Statistical Significance

by Charles Seife

It was designed to help researchers distinguish a real effect from a statistical fluke, but it has become a quantitative justification for dressing nonsense up in the mantle of respectability. And it’s the single biggest reason that most of the scientific and medical literature isn’t worth the paper it’s written on.

When used correctly, the concept of statistical significance is a measure to rule out the vagaries of chance, nothing more, nothing less…

Nevertheless, even though statisticians warn against the practice, it’s all too common for a one-size-fits-all finding of statistical significance to be taken as a shortcut to determine if an observation is credible—whether a finding is “publishable.” As a consequence, the peer-reviewed literature is littered with statistically significant findings that are irreproducible and implausible, absurd observations with effect sizes orders of magnitude beyond what is even marginally believable.

Beyond the misuse of significance mentioned, the concept of clinical significance is also important. Statistical significant alone can not support clinical significance, or clinically meaningful effect. And, paradoxically, apparent clinically meaningful effects are not sufficient for statistical significance. Partially, this is why research attempts to construct minimally clinical important change (MCIC) or difference (MCID) for certain measures. Although, even this concept is likely elastic. But, at the foundation of the entire issue, is the misunderstanding and misapplication of statistical significance.

Beware of arrogance! Retire nothing!

by Ian McEwan

Every last serious and systematic speculation about the world deserves to be preserved. We need to remember how we got to where we are, and we’d like the future not to retire us. Science should look to literature and maintain a vibrant living history as a monument to ingenuity and persistence.

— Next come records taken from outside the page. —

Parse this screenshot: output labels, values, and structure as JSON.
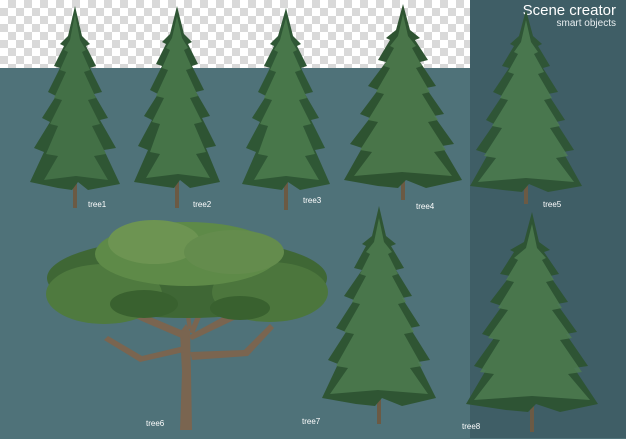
{
  "header": {
    "title": "Scene creator",
    "subtitle": "smart objects"
  },
  "trees": [
    {
      "id": "tree1",
      "label": "tree1",
      "type": "spruce"
    },
    {
      "id": "tree2",
      "label": "tree2",
      "type": "spruce"
    },
    {
      "id": "tree3",
      "label": "tree3",
      "type": "spruce"
    },
    {
      "id": "tree4",
      "label": "tree4",
      "type": "spruce"
    },
    {
      "id": "tree5",
      "label": "tree5",
      "type": "spruce"
    },
    {
      "id": "tree6",
      "label": "tree6",
      "type": "umbrella-pine"
    },
    {
      "id": "tree7",
      "label": "tree7",
      "type": "spruce"
    },
    {
      "id": "tree8",
      "label": "tree8",
      "type": "spruce"
    }
  ],
  "colors": {
    "background": "#4f7279",
    "panel": "#3f5e66",
    "foliage_dark": "#2b4a2e",
    "foliage_mid": "#3f6a3e",
    "foliage_light": "#6e8f4a",
    "trunk": "#6b5a44",
    "label": "#ffffff"
  }
}
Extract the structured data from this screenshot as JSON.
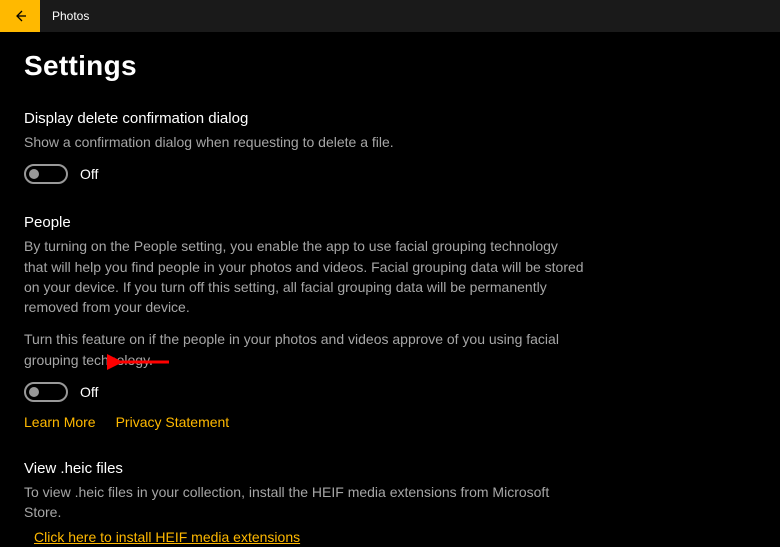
{
  "app": {
    "title": "Photos"
  },
  "page": {
    "title": "Settings"
  },
  "sections": {
    "delete_confirm": {
      "title": "Display delete confirmation dialog",
      "desc": "Show a confirmation dialog when requesting to delete a file.",
      "toggle_state": "Off"
    },
    "people": {
      "title": "People",
      "desc1": "By turning on the People setting, you enable the app to use facial grouping technology that will help you find people in your photos and videos. Facial grouping data will be stored on your device. If you turn off this setting, all facial grouping data will be permanently removed from your device.",
      "desc2": "Turn this feature on if the people in your photos and videos approve of you using facial grouping technology.",
      "toggle_state": "Off",
      "learn_more": "Learn More",
      "privacy": "Privacy Statement"
    },
    "heic": {
      "title": "View .heic files",
      "desc": "To view .heic files in your collection, install the HEIF media extensions from Microsoft Store.",
      "link": "Click here to install HEIF media extensions"
    }
  }
}
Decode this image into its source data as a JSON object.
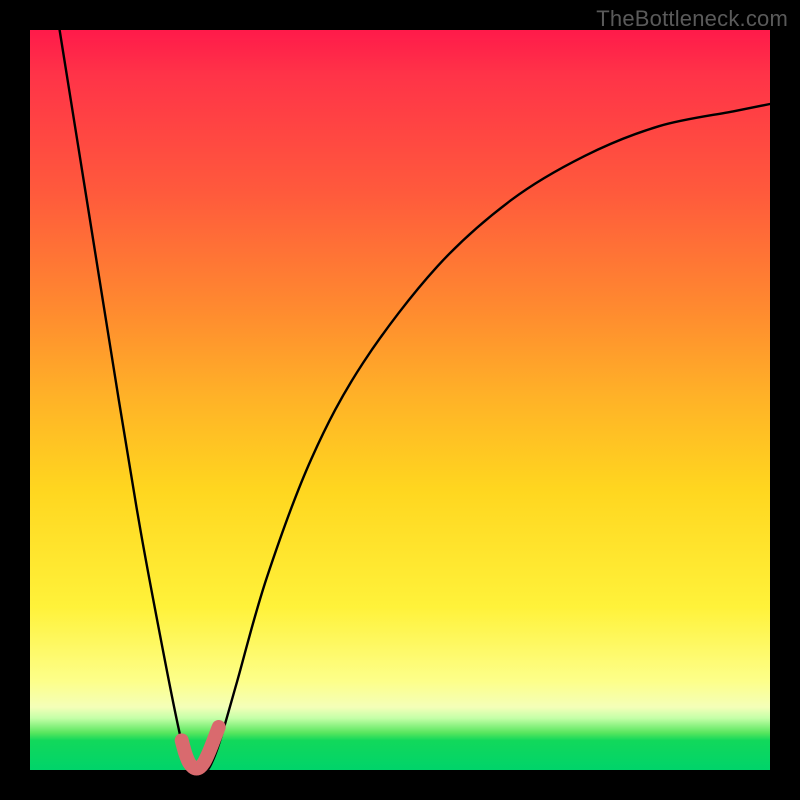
{
  "watermark": {
    "text": "TheBottleneck.com"
  },
  "chart_data": {
    "type": "line",
    "title": "",
    "xlabel": "",
    "ylabel": "",
    "xlim": [
      0,
      100
    ],
    "ylim": [
      0,
      100
    ],
    "grid": false,
    "legend": false,
    "series": [
      {
        "name": "bottleneck-curve",
        "x": [
          4,
          8,
          12,
          15,
          18,
          20,
          21,
          22,
          23,
          24,
          25,
          26,
          28,
          32,
          38,
          45,
          55,
          65,
          75,
          85,
          95,
          100
        ],
        "values": [
          100,
          75,
          50,
          32,
          16,
          6,
          2,
          0,
          0,
          0,
          2,
          5,
          12,
          26,
          42,
          55,
          68,
          77,
          83,
          87,
          89,
          90
        ]
      },
      {
        "name": "valley-marker",
        "x": [
          20.5,
          21.0,
          21.5,
          22.0,
          22.5,
          23.0,
          23.5,
          24.0,
          24.5,
          25.0,
          25.5
        ],
        "values": [
          4.0,
          2.2,
          1.0,
          0.4,
          0.2,
          0.4,
          1.0,
          2.0,
          3.2,
          4.5,
          5.8
        ]
      }
    ],
    "colors": {
      "curve": "#000000",
      "marker": "#d96a6e",
      "gradient_top": "#ff1a4a",
      "gradient_mid": "#ffd61f",
      "gradient_bottom": "#00d46a"
    }
  }
}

I’d contend that more than a few ideas within physical therapy are ready, in fact likely over due, for retirement from discussion and clinical care. What are they? And, how do we guide them into the history books and out of our text books? Can we pay our respects to these ideas by identifying the potential mistakes within them? What lessons could be learned without perpetuating artificial relevance and unwarranted influence?